Segment Start: Working data

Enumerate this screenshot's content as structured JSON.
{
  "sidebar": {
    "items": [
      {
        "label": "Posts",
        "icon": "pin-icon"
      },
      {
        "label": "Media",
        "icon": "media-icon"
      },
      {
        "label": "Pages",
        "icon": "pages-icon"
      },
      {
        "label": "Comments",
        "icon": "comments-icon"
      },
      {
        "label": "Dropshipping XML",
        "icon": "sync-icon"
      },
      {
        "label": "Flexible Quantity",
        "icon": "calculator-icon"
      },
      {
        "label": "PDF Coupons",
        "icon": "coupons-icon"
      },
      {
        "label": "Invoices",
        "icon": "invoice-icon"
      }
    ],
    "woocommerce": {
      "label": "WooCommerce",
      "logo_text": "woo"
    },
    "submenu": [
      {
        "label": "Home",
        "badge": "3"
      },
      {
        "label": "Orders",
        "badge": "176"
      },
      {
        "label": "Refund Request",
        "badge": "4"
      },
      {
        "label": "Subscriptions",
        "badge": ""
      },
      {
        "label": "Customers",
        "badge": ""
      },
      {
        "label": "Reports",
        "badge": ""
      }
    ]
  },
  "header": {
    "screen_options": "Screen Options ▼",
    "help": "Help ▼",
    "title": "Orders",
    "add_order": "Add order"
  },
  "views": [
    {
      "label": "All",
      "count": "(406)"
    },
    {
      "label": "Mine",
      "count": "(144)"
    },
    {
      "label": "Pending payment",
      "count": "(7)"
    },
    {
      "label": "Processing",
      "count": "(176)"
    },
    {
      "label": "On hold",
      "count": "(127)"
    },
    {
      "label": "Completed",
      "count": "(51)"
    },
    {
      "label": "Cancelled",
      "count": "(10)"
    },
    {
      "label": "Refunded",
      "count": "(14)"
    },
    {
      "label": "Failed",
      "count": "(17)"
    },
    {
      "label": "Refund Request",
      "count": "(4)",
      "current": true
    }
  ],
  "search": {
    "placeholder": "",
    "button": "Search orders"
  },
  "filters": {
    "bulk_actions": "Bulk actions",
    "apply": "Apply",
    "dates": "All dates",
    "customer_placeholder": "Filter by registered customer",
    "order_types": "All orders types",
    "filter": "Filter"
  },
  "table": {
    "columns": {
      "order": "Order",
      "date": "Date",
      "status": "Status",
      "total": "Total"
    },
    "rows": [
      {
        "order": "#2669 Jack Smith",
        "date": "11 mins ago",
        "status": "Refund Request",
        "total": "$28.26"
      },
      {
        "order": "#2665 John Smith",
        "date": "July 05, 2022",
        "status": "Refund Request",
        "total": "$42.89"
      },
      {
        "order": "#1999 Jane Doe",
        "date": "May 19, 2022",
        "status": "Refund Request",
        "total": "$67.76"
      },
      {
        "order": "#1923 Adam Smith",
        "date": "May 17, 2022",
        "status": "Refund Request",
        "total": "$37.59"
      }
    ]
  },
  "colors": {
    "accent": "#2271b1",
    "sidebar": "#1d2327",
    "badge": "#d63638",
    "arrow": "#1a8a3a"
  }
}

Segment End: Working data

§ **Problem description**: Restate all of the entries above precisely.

§ **Task output**:
Enumerate this screenshot's content as structured JSON.
{
  "sidebar": {
    "items": [
      {
        "label": "Posts",
        "icon": "pin-icon"
      },
      {
        "label": "Media",
        "icon": "media-icon"
      },
      {
        "label": "Pages",
        "icon": "pages-icon"
      },
      {
        "label": "Comments",
        "icon": "comments-icon"
      },
      {
        "label": "Dropshipping XML",
        "icon": "sync-icon"
      },
      {
        "label": "Flexible Quantity",
        "icon": "calculator-icon"
      },
      {
        "label": "PDF Coupons",
        "icon": "coupons-icon"
      },
      {
        "label": "Invoices",
        "icon": "invoice-icon"
      }
    ],
    "woocommerce": {
      "label": "WooCommerce",
      "logo_text": "woo"
    },
    "submenu": [
      {
        "label": "Home",
        "badge": "3"
      },
      {
        "label": "Orders",
        "badge": "176"
      },
      {
        "label": "Refund Request",
        "badge": "4"
      },
      {
        "label": "Subscriptions",
        "badge": ""
      },
      {
        "label": "Customers",
        "badge": ""
      },
      {
        "label": "Reports",
        "badge": ""
      }
    ]
  },
  "header": {
    "screen_options": "Screen Options ▼",
    "help": "Help ▼",
    "title": "Orders",
    "add_order": "Add order"
  },
  "views": [
    {
      "label": "All",
      "count": "(406)"
    },
    {
      "label": "Mine",
      "count": "(144)"
    },
    {
      "label": "Pending payment",
      "count": "(7)"
    },
    {
      "label": "Processing",
      "count": "(176)"
    },
    {
      "label": "On hold",
      "count": "(127)"
    },
    {
      "label": "Completed",
      "count": "(51)"
    },
    {
      "label": "Cancelled",
      "count": "(10)"
    },
    {
      "label": "Refunded",
      "count": "(14)"
    },
    {
      "label": "Failed",
      "count": "(17)"
    },
    {
      "label": "Refund Request",
      "count": "(4)",
      "current": true
    }
  ],
  "search": {
    "placeholder": "",
    "button": "Search orders"
  },
  "filters": {
    "bulk_actions": "Bulk actions",
    "apply": "Apply",
    "dates": "All dates",
    "customer_placeholder": "Filter by registered customer",
    "order_types": "All orders types",
    "filter": "Filter"
  },
  "table": {
    "columns": {
      "order": "Order",
      "date": "Date",
      "status": "Status",
      "total": "Total"
    },
    "rows": [
      {
        "order": "#2669 Jack Smith",
        "date": "11 mins ago",
        "status": "Refund Request",
        "total": "$28.26"
      },
      {
        "order": "#2665 John Smith",
        "date": "July 05, 2022",
        "status": "Refund Request",
        "total": "$42.89"
      },
      {
        "order": "#1999 Jane Doe",
        "date": "May 19, 2022",
        "status": "Refund Request",
        "total": "$67.76"
      },
      {
        "order": "#1923 Adam Smith",
        "date": "May 17, 2022",
        "status": "Refund Request",
        "total": "$37.59"
      }
    ]
  },
  "colors": {
    "accent": "#2271b1",
    "sidebar": "#1d2327",
    "badge": "#d63638",
    "arrow": "#1a8a3a"
  }
}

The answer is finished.